An Act for the Encouragement of Learning.

How to Make a StoryMap

by Eleanore Neumann

A storymap is exactly what is sounds like: a digital storytelling tool that pairs text with a map in a progressive narrative that often includes additional multimedia. If you would like to learn how to make one like “Mapping New Hampshire,” follow the steps below. This tutorial is a work is process, so stay tune for more detailed technical information.

1. Choose the right platform for your storymap

Many different storymap tools are now available online, so it is impportant to choose one that is right for your project. You may want to consider whether you want your storymap to be closed source or open source? What functions should the storymap perform? Do you have the programming skills required by some of the more advanced tools (and if not, then you could always learn!)?

Here are a few tools to get you started along with detail how-to guides:

I had initially planned to use StorymapJS from Kightlab at Nortwestern University because it is open source, easy to use, and had the basic functionality I needed for this particular project. However, as the project developed, I realized that I needed additional functionality that StorymapJS did not offer, such as the ability to span to many locations and sometimes multiple locations within the same paragraph. So I decided to develop my own. If none of those tools suit your needs, then take a look at “Mapping New Hampshire” below!

Mapping New Hampshire

2. Download the files from GitHub

You can find the JavaScript file here, which is based on a storymap jQuery-plugin created by Atle Frenvik Sveen and shared here on GitHub. The html file can be found here.

The JavaScript uses Leaflet, an open-source JavaScript library for interactive maps. There are a number of helpful tutorials for getting startedhere, but they required some technical knowledge.

3. Set up GitHub Pages

Follow this guide for setting up your GitHub pages so you can host storymap: “Getting Started with GitHub Pages.” GitHub. Accessed April 29, 2019.

4. Add text to you storymap

Next, you can begin to add text. Here are some tips for effective storytelling.

5. Add locations to your storymap

You can add markers on the map by modifying the html file. Scroll to line 141 to file the variable “path.” To replace a marker or added a new one, simply copy one of the lines starting with “L.marker” and replace the information. The coordinates must be decimal coordinates, which can be found very easily by googling or going to the location’s Wikipedia page and clicking on the coordinates in the upper-right-hand corner of the page. The “.bindToolTip” function assigns a popover with a name to each location, so add the name of your location in quotations marks.

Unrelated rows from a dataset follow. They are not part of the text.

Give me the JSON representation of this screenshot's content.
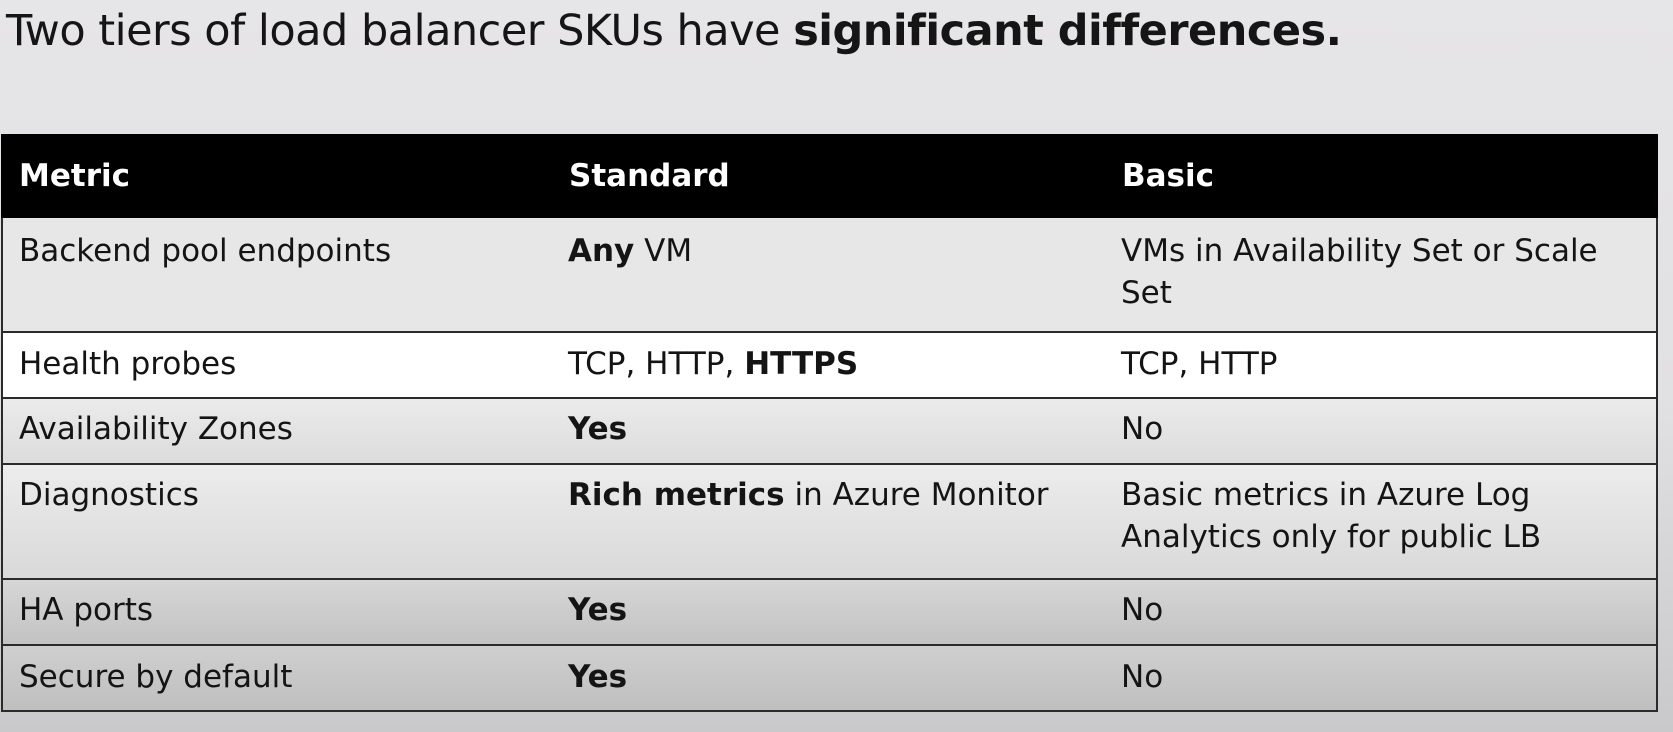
{
  "heading": {
    "prefix": "Two tiers of load balancer SKUs have ",
    "emphasis": "significant differences."
  },
  "table": {
    "headers": [
      "Metric",
      "Standard",
      "Basic"
    ],
    "rows": [
      {
        "metric": "Backend pool endpoints",
        "standard_bold": "Any",
        "standard_text": " VM",
        "basic_bold": "",
        "basic_text": "VMs in Availability Set or Scale Set"
      },
      {
        "metric": "Health probes",
        "standard_text": "TCP, HTTP, ",
        "standard_bold": "HTTPS",
        "basic_bold": "",
        "basic_text": "TCP, HTTP"
      },
      {
        "metric": "Availability Zones",
        "standard_bold": "Yes",
        "standard_text": "",
        "basic_bold": "",
        "basic_text": "No"
      },
      {
        "metric": "Diagnostics",
        "standard_bold": "Rich metrics",
        "standard_text": " in Azure Monitor",
        "basic_bold": "",
        "basic_text": "Basic metrics in Azure Log Analytics only for public LB"
      },
      {
        "metric": "HA ports",
        "standard_bold": "Yes",
        "standard_text": "",
        "basic_bold": "",
        "basic_text": "No"
      },
      {
        "metric": "Secure by default",
        "standard_bold": "Yes",
        "standard_text": "",
        "basic_bold": "",
        "basic_text": "No"
      }
    ]
  }
}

To create locations that will be assigned to specific text, scroll down to the variable “views” on line 200. To replace or add a view, copy one of the lines and replace the information again. Give the view a name that will be easy to associate with that location, insert decimal coordinates, and finally set the zoom level. The lower the number for the zoom level, the more zoomed out; and the higher the zoom level the more zoomed in on the location. For instance, zoom level 4 for the United States shows the entire country, whereas zoom level 10 shows the small town of Brighton, New Hampshire.


Kirby, J. “Scholarly Smackdown: StoryMap JS vs. Story Maps.” Commons Knowledge, University of Illinois at Urbana-Champaign (blog). Accessed April 28, 2019.

“Mapping Indigenous LA.” UCLA American Indian Studies Center. Accessed April 28, 2019.

“Mapping the Republic of Letters.” National Endowment for the Humanities (NEH). Accessed April 28, 2019.

Presner, Todd Samuel, David Shepard, and Yoh Kawano. HyperCities: Thick Mapping in the Digital Humanities. MetaLABprojects. Cambridge, Massachusett: Harvard University Press, 2014.

Presner, Todd, David Shepard, and Yoh Kawano. “HyperCities: Thick Mapping in the Digital Humanities.” Accessed April 28, 2019.

“Resources - Tips, Training and Community.” Esri StoryMaps. Accessed April 28, 2019..

Thomas, Mark. “LibGuides: Web-Based Mapping Applications.” Duke University Libraries. Accessed April 28, 2019.


Thank you to Shane Lin from the Scholars’ Lab at the University of Virginia for encouraging me to make my own storymap and for guiding me (holding my hand) through the process. I am grateful to Jeremy Boggs, Brandon Walsh, and Drew MacQueen, all from the Scholars’ Lab, for their kind and patient help.


“Mapping New Hampshire” is licensed under the MIT license. Please use it!